====== Records supplied
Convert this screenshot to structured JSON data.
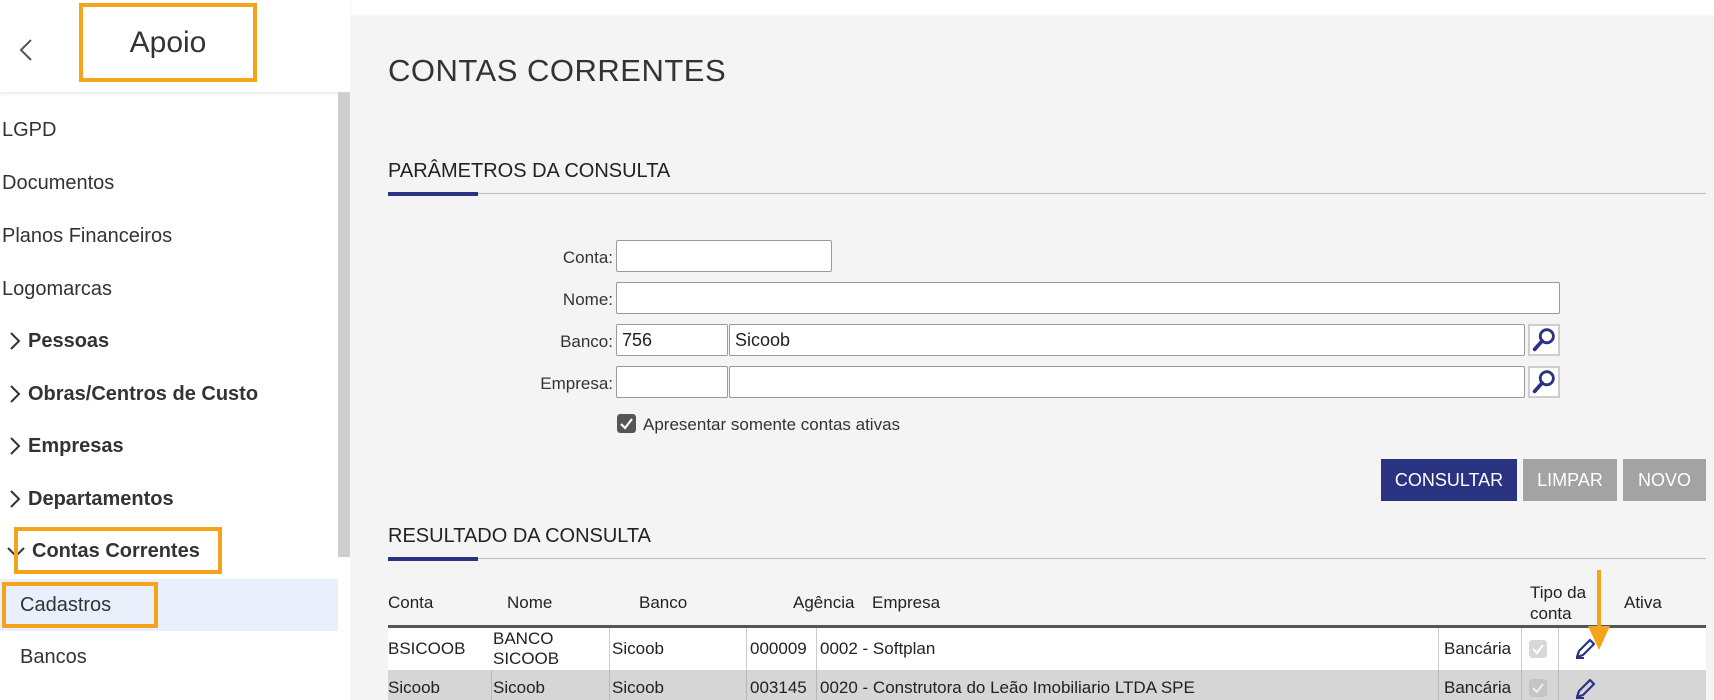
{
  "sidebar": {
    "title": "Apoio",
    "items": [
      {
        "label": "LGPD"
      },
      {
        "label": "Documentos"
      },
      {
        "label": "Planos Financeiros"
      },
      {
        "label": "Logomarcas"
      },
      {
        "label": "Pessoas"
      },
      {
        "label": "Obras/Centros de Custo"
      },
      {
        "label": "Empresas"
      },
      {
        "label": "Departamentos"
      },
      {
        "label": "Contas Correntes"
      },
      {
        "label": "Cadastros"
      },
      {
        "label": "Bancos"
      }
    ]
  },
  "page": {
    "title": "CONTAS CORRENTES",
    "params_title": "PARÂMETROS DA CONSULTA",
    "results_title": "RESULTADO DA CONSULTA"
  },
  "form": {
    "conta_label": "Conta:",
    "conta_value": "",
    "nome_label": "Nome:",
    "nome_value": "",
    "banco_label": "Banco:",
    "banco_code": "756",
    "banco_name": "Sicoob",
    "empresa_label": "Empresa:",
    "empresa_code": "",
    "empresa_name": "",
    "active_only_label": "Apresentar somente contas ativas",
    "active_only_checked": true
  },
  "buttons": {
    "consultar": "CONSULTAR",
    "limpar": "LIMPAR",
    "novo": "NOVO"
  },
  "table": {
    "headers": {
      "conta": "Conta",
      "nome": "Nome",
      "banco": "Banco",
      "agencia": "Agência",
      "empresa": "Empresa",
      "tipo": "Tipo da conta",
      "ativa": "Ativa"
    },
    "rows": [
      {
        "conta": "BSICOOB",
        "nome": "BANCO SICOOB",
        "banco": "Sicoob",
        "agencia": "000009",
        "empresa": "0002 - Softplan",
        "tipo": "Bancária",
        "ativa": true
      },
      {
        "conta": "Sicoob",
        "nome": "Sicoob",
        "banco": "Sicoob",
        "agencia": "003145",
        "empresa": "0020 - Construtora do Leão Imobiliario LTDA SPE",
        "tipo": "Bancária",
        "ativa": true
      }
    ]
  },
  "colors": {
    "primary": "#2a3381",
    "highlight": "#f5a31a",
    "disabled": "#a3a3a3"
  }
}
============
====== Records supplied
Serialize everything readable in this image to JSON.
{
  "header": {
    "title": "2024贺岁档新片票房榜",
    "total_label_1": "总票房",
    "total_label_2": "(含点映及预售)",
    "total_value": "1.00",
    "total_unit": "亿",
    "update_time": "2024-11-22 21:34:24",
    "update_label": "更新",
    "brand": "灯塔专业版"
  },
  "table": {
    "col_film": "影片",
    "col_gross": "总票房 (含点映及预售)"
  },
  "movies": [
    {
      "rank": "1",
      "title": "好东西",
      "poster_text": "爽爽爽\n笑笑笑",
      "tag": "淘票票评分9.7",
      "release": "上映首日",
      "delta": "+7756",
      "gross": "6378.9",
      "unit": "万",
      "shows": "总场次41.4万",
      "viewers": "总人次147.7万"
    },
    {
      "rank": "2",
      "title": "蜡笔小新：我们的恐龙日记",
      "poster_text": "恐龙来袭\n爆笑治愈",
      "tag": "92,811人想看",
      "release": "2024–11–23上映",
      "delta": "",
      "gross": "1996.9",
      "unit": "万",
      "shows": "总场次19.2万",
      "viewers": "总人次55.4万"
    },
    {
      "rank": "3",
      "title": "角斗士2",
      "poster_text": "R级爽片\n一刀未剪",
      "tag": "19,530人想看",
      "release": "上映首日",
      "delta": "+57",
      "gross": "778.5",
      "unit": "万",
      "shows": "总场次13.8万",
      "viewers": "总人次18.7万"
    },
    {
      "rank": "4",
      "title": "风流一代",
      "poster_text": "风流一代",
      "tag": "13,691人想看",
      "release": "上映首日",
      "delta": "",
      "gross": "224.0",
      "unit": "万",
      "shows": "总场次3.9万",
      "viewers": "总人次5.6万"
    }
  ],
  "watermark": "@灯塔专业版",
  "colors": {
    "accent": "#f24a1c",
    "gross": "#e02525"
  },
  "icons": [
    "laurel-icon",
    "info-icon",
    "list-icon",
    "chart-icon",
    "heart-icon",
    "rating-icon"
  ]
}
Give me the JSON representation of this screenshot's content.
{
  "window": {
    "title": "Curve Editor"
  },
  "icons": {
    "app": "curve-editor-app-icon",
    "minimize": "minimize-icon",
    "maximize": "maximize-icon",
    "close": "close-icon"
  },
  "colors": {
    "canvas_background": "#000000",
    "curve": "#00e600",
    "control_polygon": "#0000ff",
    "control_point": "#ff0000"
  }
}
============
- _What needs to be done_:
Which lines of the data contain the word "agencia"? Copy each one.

- _Task answer_:
      "agencia": "Agência",
        "agencia": "000009",
        "agencia": "003145",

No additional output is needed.